Exercise
Whenever a line of the listing contains the string "title", return that line.
*** Begin section ***
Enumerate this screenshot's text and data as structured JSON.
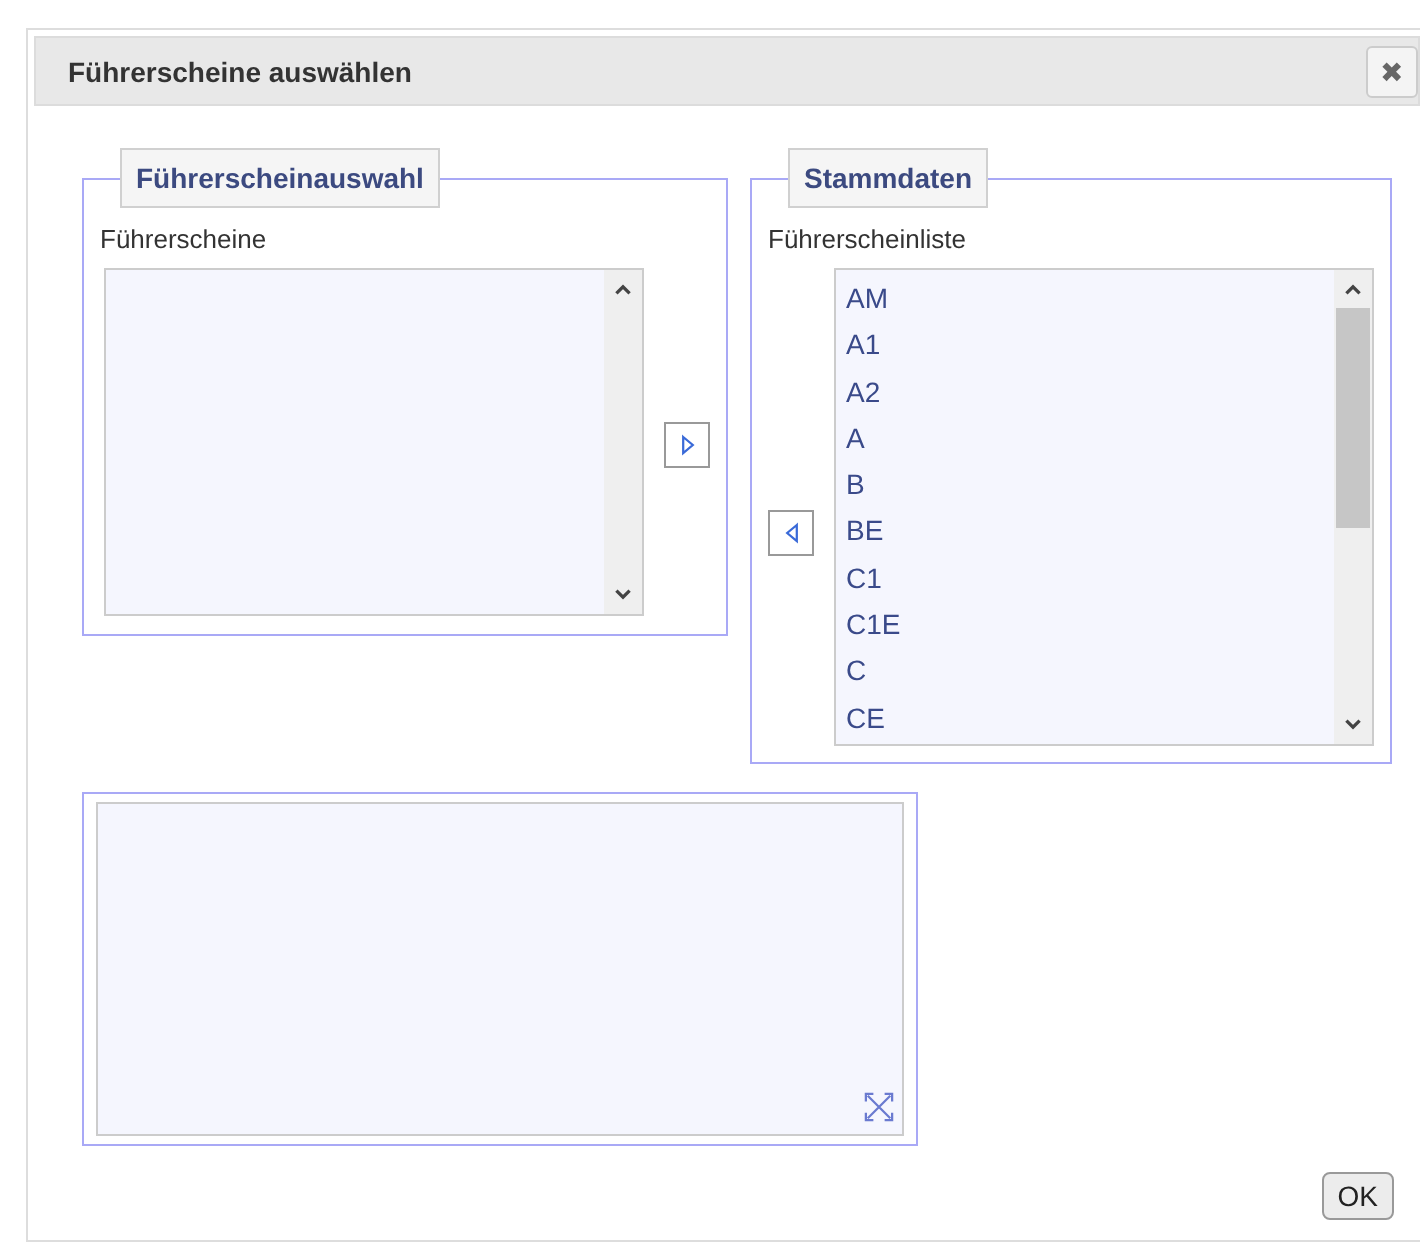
{
  "dialog": {
    "title": "Führerscheine auswählen",
    "close_icon": "✖"
  },
  "selection": {
    "legend": "Führerscheinauswahl",
    "label": "Führerscheine"
  },
  "master": {
    "legend": "Stammdaten",
    "label": "Führerscheinliste",
    "items": [
      {
        "label": "AM",
        "selected": false
      },
      {
        "label": "A1",
        "selected": false
      },
      {
        "label": "A2",
        "selected": false
      },
      {
        "label": "A",
        "selected": false
      },
      {
        "label": "B",
        "selected": false
      },
      {
        "label": "BE",
        "selected": false
      },
      {
        "label": "C1",
        "selected": false
      },
      {
        "label": "C1E",
        "selected": false
      },
      {
        "label": "C",
        "selected": false
      },
      {
        "label": "CE",
        "selected": false
      }
    ]
  },
  "buttons": [
    {
      "label": "OK"
    }
  ]
}
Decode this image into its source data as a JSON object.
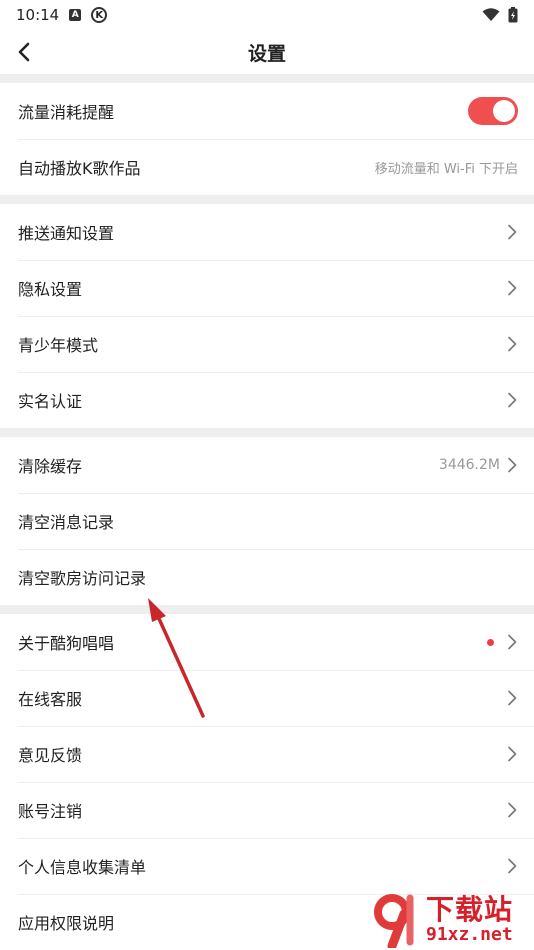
{
  "status_bar": {
    "time": "10:14",
    "icon_a": "A",
    "icon_k": "K"
  },
  "header": {
    "title": "设置"
  },
  "groups": [
    {
      "items": [
        {
          "label": "流量消耗提醒",
          "toggle_on": true
        },
        {
          "label": "自动播放K歌作品",
          "value": "移动流量和 Wi-Fi 下开启"
        }
      ]
    },
    {
      "items": [
        {
          "label": "推送通知设置"
        },
        {
          "label": "隐私设置"
        },
        {
          "label": "青少年模式"
        },
        {
          "label": "实名认证"
        }
      ]
    },
    {
      "items": [
        {
          "label": "清除缓存",
          "value": "3446.2M"
        },
        {
          "label": "清空消息记录"
        },
        {
          "label": "清空歌房访问记录"
        }
      ]
    },
    {
      "items": [
        {
          "label": "关于酷狗唱唱",
          "has_dot": true
        },
        {
          "label": "在线客服"
        },
        {
          "label": "意见反馈"
        },
        {
          "label": "账号注销"
        },
        {
          "label": "个人信息收集清单"
        },
        {
          "label": "应用权限说明"
        }
      ]
    }
  ],
  "watermark": {
    "cn": "下载站",
    "url": "91xz.net"
  },
  "colors": {
    "accent": "#f04f4f",
    "divider": "#eeeeee",
    "annotation": "#c8262b"
  }
}
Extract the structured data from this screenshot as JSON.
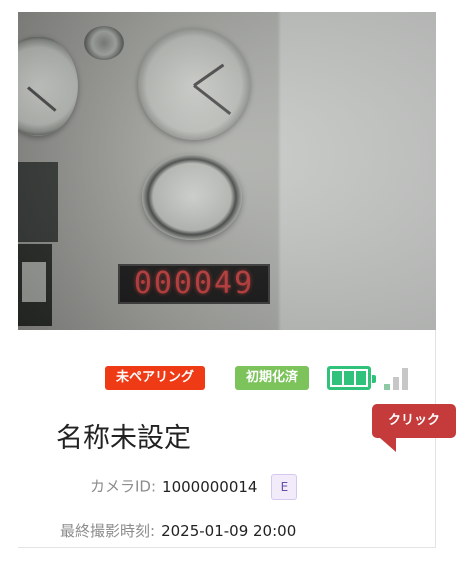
{
  "camera_card": {
    "preview": {
      "display_readout": "000049"
    },
    "badges": {
      "pairing_status": "未ペアリング",
      "init_status": "初期化済"
    },
    "battery_level": 1.0,
    "signal_bars": 1,
    "title": "名称未設定",
    "camera_id_label": "カメラID:",
    "camera_id_value": "1000000014",
    "camera_id_tag": "E",
    "last_capture_label": "最終撮影時刻:",
    "last_capture_value": "2025-01-09 20:00"
  },
  "tooltip": {
    "label": "クリック"
  },
  "colors": {
    "pairing_badge": "#ef3a16",
    "init_badge": "#7bc35a",
    "battery": "#30c27a",
    "tooltip": "#c53a3a"
  }
}
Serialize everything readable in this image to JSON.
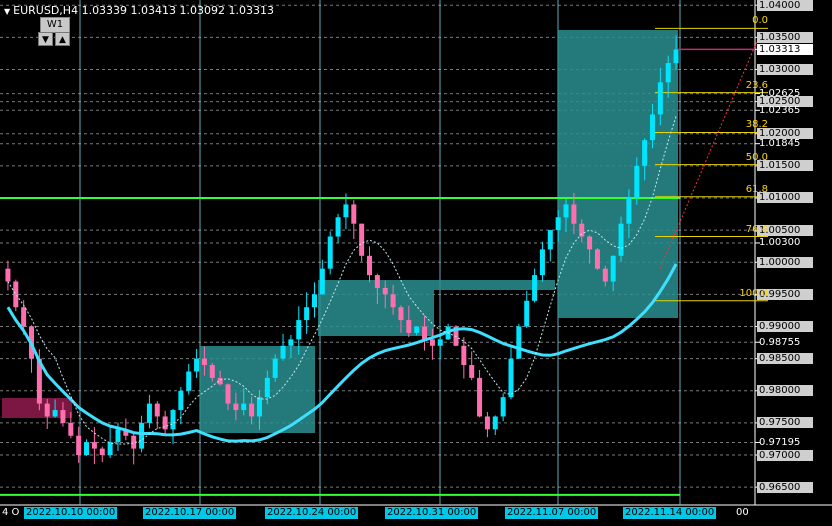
{
  "header": {
    "symbol_info": "EURUSD,H4  1.03339 1.03413 1.03092 1.03313",
    "timeframe_badge": "W1",
    "arrow_down": "▼",
    "arrow_up": "▲"
  },
  "price_axis": {
    "labels": [
      "1.04000",
      "1.03500",
      "1.03313",
      "1.03000",
      "1.02625",
      "1.02500",
      "1.02365",
      "1.02000",
      "1.01845",
      "1.01500",
      "1.01000",
      "1.00500",
      "1.00300",
      "1.00000",
      "0.99500",
      "0.99000",
      "0.98755",
      "0.98500",
      "0.98000",
      "0.97500",
      "0.97195",
      "0.97000",
      "0.96500"
    ],
    "current_price": "1.03313"
  },
  "fibonacci": {
    "levels": [
      {
        "label": "0.0",
        "price": 1.0364
      },
      {
        "label": "23.6",
        "price": 1.0264
      },
      {
        "label": "38.2",
        "price": 1.0202
      },
      {
        "label": "50.0",
        "price": 1.0152
      },
      {
        "label": "61.8",
        "price": 1.0102
      },
      {
        "label": "76.4",
        "price": 1.004
      },
      {
        "label": "100.0",
        "price": 0.994
      }
    ]
  },
  "time_axis": {
    "labels": [
      "2022.10.10 00:00",
      "2022.10.17 00:00",
      "2022.10.24 00:00",
      "2022.10.31 00:00",
      "2022.11.07 00:00",
      "2022.11.14 00:00"
    ],
    "partial_left": "4 O",
    "partial_right": "00"
  },
  "colors": {
    "bull": "#00e5ff",
    "bear": "#ff6fb0",
    "ma": "#3fe0ff",
    "box": "#2a8f8f",
    "level_line": "#33ff33",
    "fib": "#e6d400"
  },
  "chart_data": {
    "type": "candlestick",
    "symbol": "EURUSD",
    "timeframe": "H4",
    "ylim": [
      0.963,
      1.0405
    ],
    "horizontal_levels": [
      1.01,
      0.9638
    ],
    "close_series": [
      0.997,
      0.993,
      0.99,
      0.985,
      0.978,
      0.976,
      0.977,
      0.975,
      0.973,
      0.97,
      0.972,
      0.971,
      0.97,
      0.972,
      0.974,
      0.973,
      0.971,
      0.975,
      0.978,
      0.976,
      0.974,
      0.977,
      0.98,
      0.983,
      0.985,
      0.984,
      0.982,
      0.981,
      0.978,
      0.977,
      0.978,
      0.976,
      0.979,
      0.982,
      0.985,
      0.987,
      0.988,
      0.991,
      0.993,
      0.995,
      0.999,
      1.004,
      1.007,
      1.009,
      1.006,
      1.001,
      0.998,
      0.996,
      0.995,
      0.993,
      0.991,
      0.989,
      0.99,
      0.988,
      0.987,
      0.988,
      0.99,
      0.987,
      0.984,
      0.982,
      0.976,
      0.974,
      0.976,
      0.979,
      0.985,
      0.99,
      0.994,
      0.998,
      1.002,
      1.005,
      1.007,
      1.009,
      1.006,
      1.004,
      1.002,
      0.999,
      0.997,
      1.001,
      1.006,
      1.01,
      1.015,
      1.019,
      1.023,
      1.028,
      1.031,
      1.0331
    ]
  }
}
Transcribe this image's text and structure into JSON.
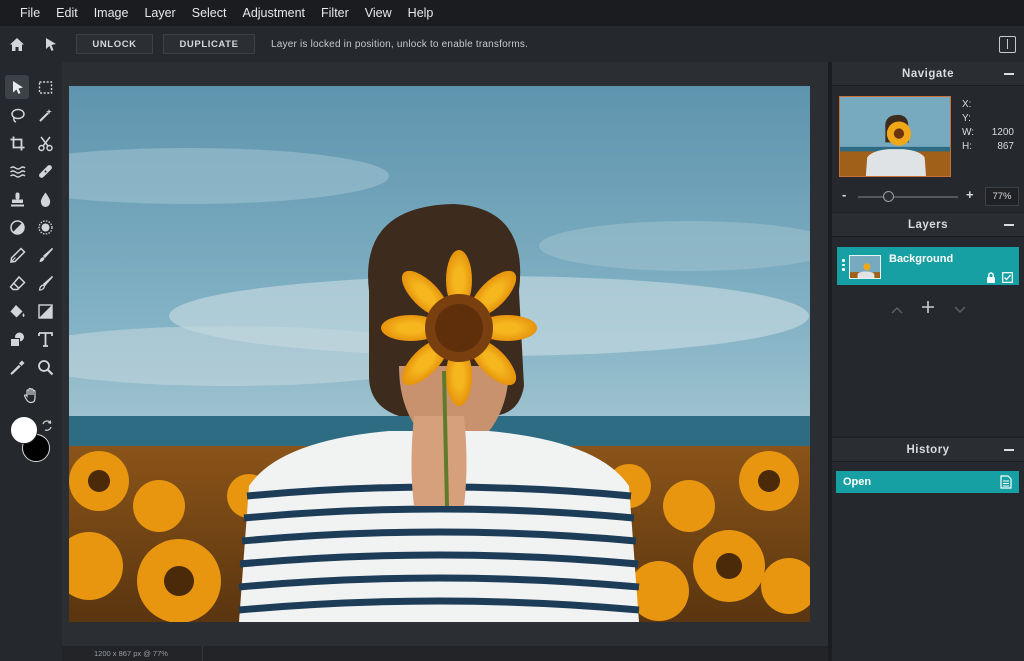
{
  "menu": [
    "File",
    "Edit",
    "Image",
    "Layer",
    "Select",
    "Adjustment",
    "Filter",
    "View",
    "Help"
  ],
  "options_bar": {
    "unlock_label": "UNLOCK",
    "duplicate_label": "DUPLICATE",
    "message": "Layer is locked in position, unlock to enable transforms."
  },
  "status": {
    "info": "1200 x 867 px @ 77%"
  },
  "navigate": {
    "title": "Navigate",
    "x_label": "X:",
    "x_value": "",
    "y_label": "Y:",
    "y_value": "",
    "w_label": "W:",
    "w_value": "1200",
    "h_label": "H:",
    "h_value": "867",
    "zoom_minus": "-",
    "zoom_plus": "+",
    "zoom_value": "77%",
    "zoom_level_fraction": 0.3
  },
  "layers": {
    "title": "Layers",
    "items": [
      {
        "name": "Background",
        "locked": true,
        "visible": true
      }
    ]
  },
  "history": {
    "title": "History",
    "items": [
      {
        "name": "Open"
      }
    ]
  },
  "colors": {
    "accent": "#17a0a3",
    "foreground": "#ffffff",
    "background": "#000000"
  },
  "icons": {
    "home": "home-icon",
    "pointer": "pointer-icon",
    "panel_toggle": "panel-toggle-icon"
  }
}
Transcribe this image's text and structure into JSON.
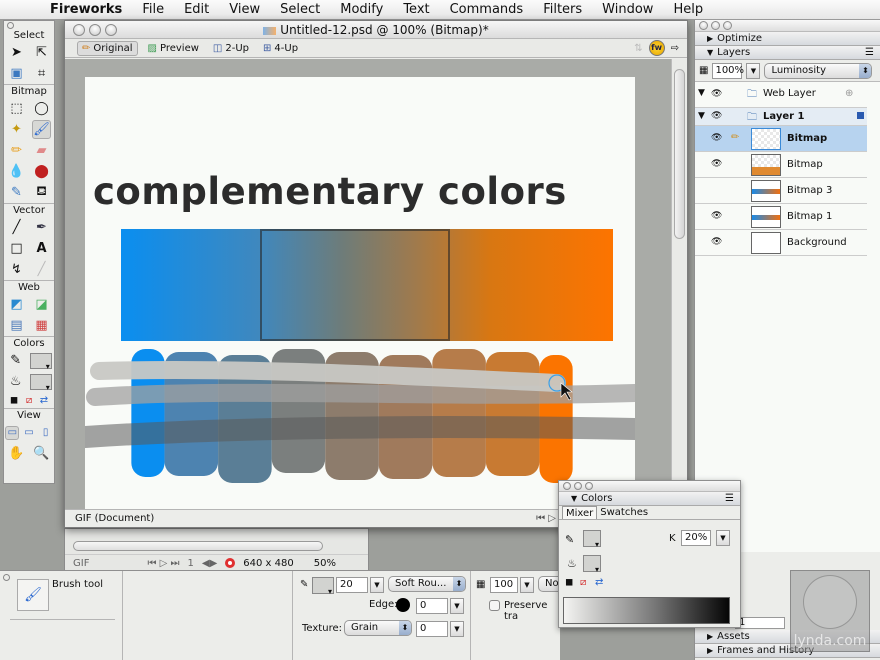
{
  "menubar": {
    "apple": "",
    "app_name": "Fireworks",
    "items": [
      "File",
      "Edit",
      "View",
      "Select",
      "Modify",
      "Text",
      "Commands",
      "Filters",
      "Window",
      "Help"
    ]
  },
  "tools_panel": {
    "sections": [
      "Select",
      "Bitmap",
      "Vector",
      "Web",
      "Colors",
      "View"
    ]
  },
  "document": {
    "title": "Untitled-12.psd @ 100% (Bitmap)*",
    "tabs": [
      {
        "label": "Original",
        "active": true
      },
      {
        "label": "Preview",
        "active": false
      },
      {
        "label": "2-Up",
        "active": false
      },
      {
        "label": "4-Up",
        "active": false
      }
    ],
    "heading_text": "complementary colors",
    "status_format": "GIF (Document)",
    "frame_number": "1",
    "size_readout": "640",
    "gradient_colors": {
      "start": "#0a8ef0",
      "middle": "#6e7c79",
      "end": "#fd7400"
    },
    "swatch_strokes": [
      "#0a8ef0",
      "#4d83b0",
      "#5a7e96",
      "#7b7f7e",
      "#8d7c6c",
      "#a07a5c",
      "#b67c4a",
      "#c87a32",
      "#fb7400"
    ]
  },
  "back_window": {
    "format": "GIF",
    "frame_number": "1",
    "dimensions": "640 x 480",
    "zoom": "50%"
  },
  "properties": {
    "tool_name": "Brush tool",
    "stroke_size": "20",
    "stroke_category": "Soft Rou...",
    "edge_label": "Edge:",
    "edge_value": "0",
    "texture_label": "Texture:",
    "texture_name": "Grain",
    "texture_value": "0",
    "opacity": "100",
    "blend_mode": "No",
    "preserve_transparency": "Preserve tra"
  },
  "dock": {
    "optimize_label": "Optimize",
    "layers_label": "Layers",
    "opacity": "100%",
    "blend_mode": "Luminosity",
    "layers": [
      {
        "name": "Web Layer",
        "type": "folder",
        "visible": true
      },
      {
        "name": "Layer 1",
        "type": "folder",
        "visible": true
      },
      {
        "name": "Bitmap",
        "type": "object",
        "visible": true,
        "selected": true,
        "editing": true
      },
      {
        "name": "Bitmap",
        "type": "object",
        "visible": true
      },
      {
        "name": "Bitmap 3",
        "type": "object",
        "visible": false
      },
      {
        "name": "Bitmap 1",
        "type": "object",
        "visible": true
      },
      {
        "name": "Background",
        "type": "object",
        "visible": true
      }
    ],
    "frame_select": "1",
    "assets_label": "Assets",
    "frames_history_label": "Frames and History"
  },
  "colors_panel": {
    "title": "Colors",
    "tabs": [
      "Mixer",
      "Swatches"
    ],
    "active_tab": "Mixer",
    "k_label": "K",
    "k_value": "20%"
  },
  "watermark": {
    "brand": "lynda.com"
  }
}
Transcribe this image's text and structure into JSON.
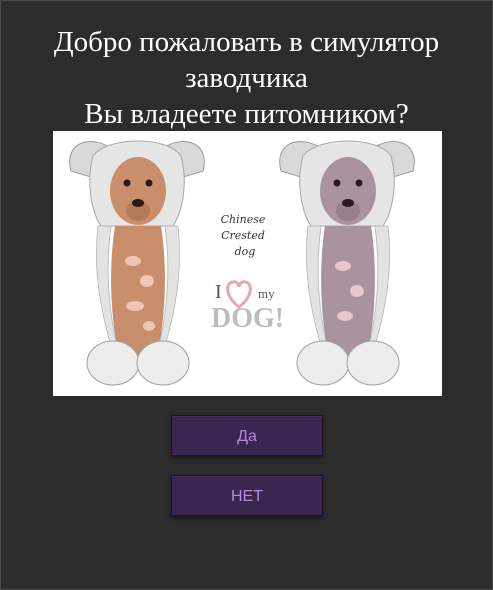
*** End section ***
Finished task
    "title": "Führerscheine auswählen",
    "title": "设置"
    "title": "名称未設定",
    "title": "Navigate",
    "title": "Layers",
    "title": "History",
    "title": "Untitled-12.psd @ 100% (Bitmap)*",
    "title": "Colors",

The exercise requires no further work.